==== EXTRACTED ENTRIES

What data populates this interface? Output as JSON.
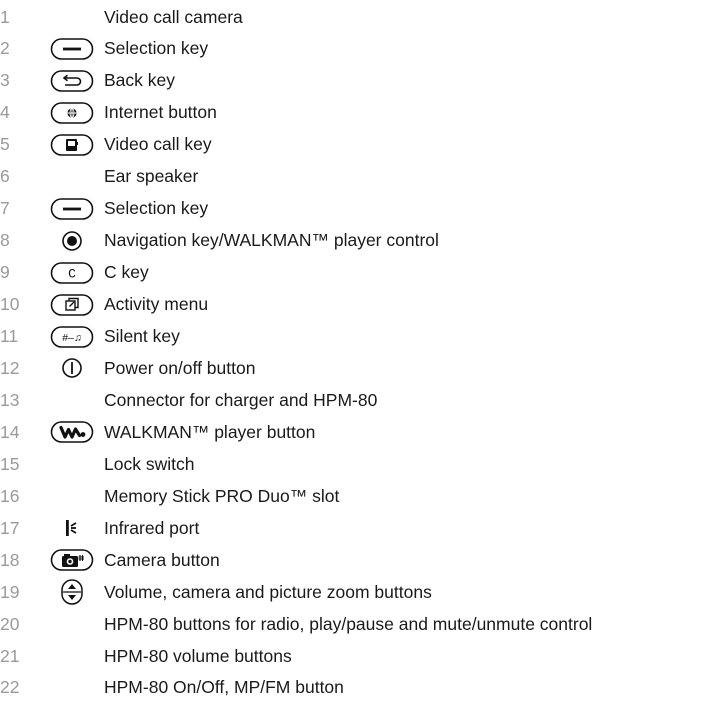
{
  "items": [
    {
      "num": "1",
      "icon": "",
      "label": "Video call camera"
    },
    {
      "num": "2",
      "icon": "selection-key-icon",
      "label": "Selection key"
    },
    {
      "num": "3",
      "icon": "back-key-icon",
      "label": "Back key"
    },
    {
      "num": "4",
      "icon": "internet-key-icon",
      "label": "Internet button"
    },
    {
      "num": "5",
      "icon": "video-call-key-icon",
      "label": "Video call key"
    },
    {
      "num": "6",
      "icon": "",
      "label": "Ear speaker"
    },
    {
      "num": "7",
      "icon": "selection-key-icon",
      "label": "Selection key"
    },
    {
      "num": "8",
      "icon": "navigation-key-icon",
      "label": "Navigation key/WALKMAN™ player control"
    },
    {
      "num": "9",
      "icon": "c-key-icon",
      "label": "C key"
    },
    {
      "num": "10",
      "icon": "activity-menu-key-icon",
      "label": "Activity menu"
    },
    {
      "num": "11",
      "icon": "silent-key-icon",
      "label": "Silent key"
    },
    {
      "num": "12",
      "icon": "power-icon",
      "label": "Power on/off button"
    },
    {
      "num": "13",
      "icon": "",
      "label": "Connector for charger and HPM-80"
    },
    {
      "num": "14",
      "icon": "walkman-key-icon",
      "label": "WALKMAN™ player button"
    },
    {
      "num": "15",
      "icon": "",
      "label": "Lock switch"
    },
    {
      "num": "16",
      "icon": "",
      "label": "Memory Stick PRO Duo™ slot"
    },
    {
      "num": "17",
      "icon": "infrared-icon",
      "label": "Infrared port"
    },
    {
      "num": "18",
      "icon": "camera-key-icon",
      "label": "Camera button"
    },
    {
      "num": "19",
      "icon": "volume-zoom-key-icon",
      "label": "Volume, camera and picture zoom buttons"
    },
    {
      "num": "20",
      "icon": "",
      "label": "HPM-80 buttons for radio, play/pause and mute/unmute control"
    },
    {
      "num": "21",
      "icon": "",
      "label": "HPM-80 volume buttons"
    },
    {
      "num": "22",
      "icon": "",
      "label": "HPM-80 On/Off, MP/FM button"
    }
  ],
  "icon_keys": {
    "c_key": "C",
    "silent_key": "#–♫"
  }
}
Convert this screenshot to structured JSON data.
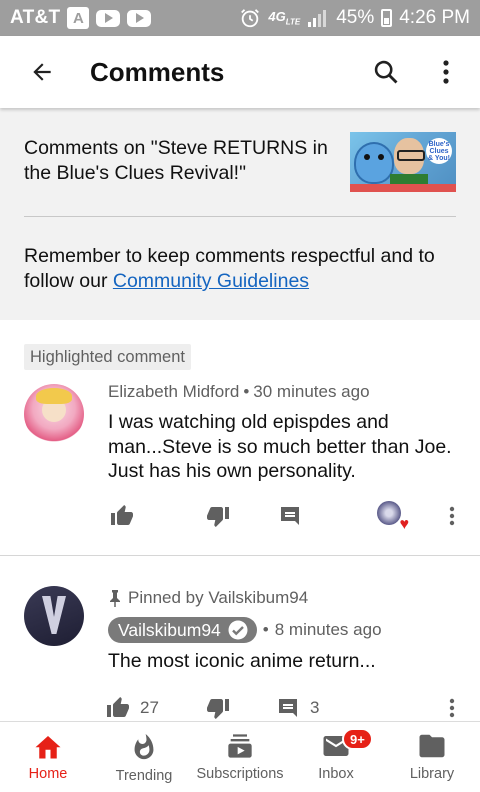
{
  "status_bar": {
    "carrier": "AT&T",
    "network": "4G",
    "network_sub": "LTE",
    "battery": "45%",
    "time": "4:26 PM"
  },
  "app_bar": {
    "title": "Comments"
  },
  "video": {
    "heading": "Comments on \"Steve RETURNS in the Blue's Clues Revival!\"",
    "thumbnail_logo": "Blue's Clues & You!"
  },
  "notice": {
    "text_before": "Remember to keep comments respectful and to follow our ",
    "link_text": "Community Guidelines"
  },
  "highlighted": {
    "label": "Highlighted comment",
    "author": "Elizabeth Midford",
    "time": "30 minutes ago",
    "text": "I was watching old epispdes and man...Steve is so much better than Joe. Just has his own personality."
  },
  "pinned_comment": {
    "pinned_by": "Pinned by Vailskibum94",
    "author": "Vailskibum94",
    "time": "8 minutes ago",
    "text": "The most iconic anime return...",
    "likes": "27",
    "replies": "3"
  },
  "separator_dot": "•",
  "bottom_nav": {
    "items": [
      {
        "label": "Home",
        "icon": "home-icon"
      },
      {
        "label": "Trending",
        "icon": "flame-icon"
      },
      {
        "label": "Subscriptions",
        "icon": "subscriptions-icon"
      },
      {
        "label": "Inbox",
        "icon": "mail-icon",
        "badge": "9+"
      },
      {
        "label": "Library",
        "icon": "folder-icon"
      }
    ]
  },
  "colors": {
    "brand_red": "#e62117",
    "link_blue": "#1565c0",
    "status_bar": "#9e9e9e",
    "header_bg": "#f2f2f2"
  }
}
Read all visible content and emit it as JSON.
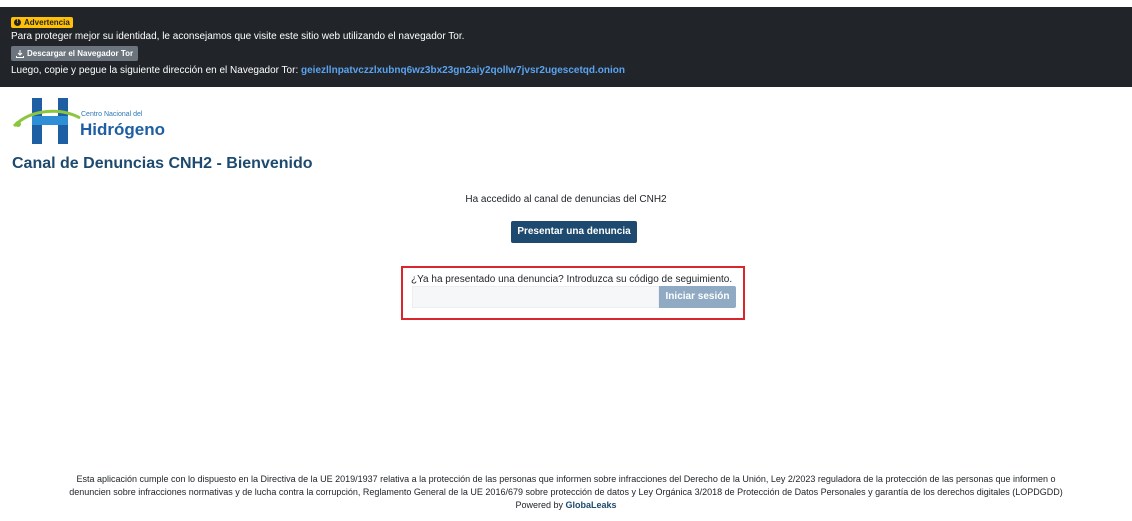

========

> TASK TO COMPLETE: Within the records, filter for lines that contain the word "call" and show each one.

> RESPONSE TO THIS EXERCISE:
      "label": "Video call camera"
      "icon": "video-call-key-icon",
      "label": "Video call key"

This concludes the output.